These are all things that will help paint a bigger picture, determining the cause and possible triggers.

Common causes of tiredness in sportspeople

  • Overtraining
  • Inadequate carb and/or protein intake
  • Inadequate iron stores
  • Insufficient sleep (duh)

Why are these things causes of fatigue?

Iron deficiency, inadequate macronutrient intake, vitamin deficiency and dehydration can all be factors leading to fatigue and performance detriments. But the good news is, if you get it early, it’s totally preventable. This is why a whole, balanced and nutritious diet is paramount! Iron deficiency is most common in endurance athletes, menstruating females and vegetarians; getting sufficient iron in your diet through red meat, lentils, tofu or if need be, supplements, can counteract this. Inadequate carbohydrate intake. WHAT? WHO HAS TROUBLE EATING CARBS?! But, it’s a thing. A serious one at that. Glycogen is a major energy source for our bodies to move and perform, stores therefore deplete after an intense bout of exercise, and it is so important to adequately replenish these depleted stores ideally within 30 minutes of completing exercise. Failure to do so will lead to further depletion after your next session which will result in a lack of available energy causing FATIGUE. What about protein; this goodness found in lean meat, fish, eggs and a bunch of veggies and lentils provides about 10% of the bodies energy needs through converting amino acids to glucose.

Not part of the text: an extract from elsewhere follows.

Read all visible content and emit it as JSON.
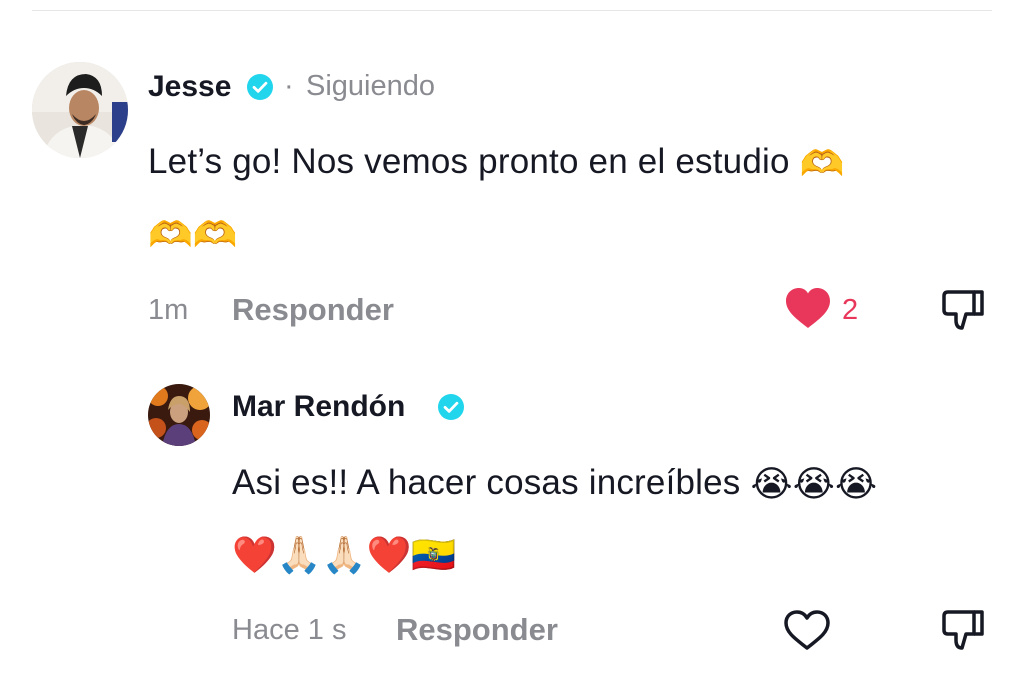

Muscular contractions break down protein stores; so refuelling your body with what’s broken is essential for rebuilding and replenishing the muscles you’ve worked so hard to get!

The overtraining syndrome is caused by increased training paired with inadequate recovery. The syndrome can lead to constant fatigue, performance decrements, and frequent illness. Easiest way to avoid? RECOVERY! There’s a whole post coming up on recovery strategies and importance reeeal soon.

Eating well, getting in you recovery and sleep, and still fatigued? Some other causes that could be contributing to your heavy eyes are

  • Dehydration
  • Asthma
  • Increased stress [how’s that rest day sounding now]
  • Vitamin deficiency [yet another reason why a wholesome diet is so important, like you needed one]

Listen to your body! Know when it’s time to take a rest and when it’s time to skip your session and book in a recovery day; “I’m too tired” sometimes is a good enough excuse. You just have to know when to use it.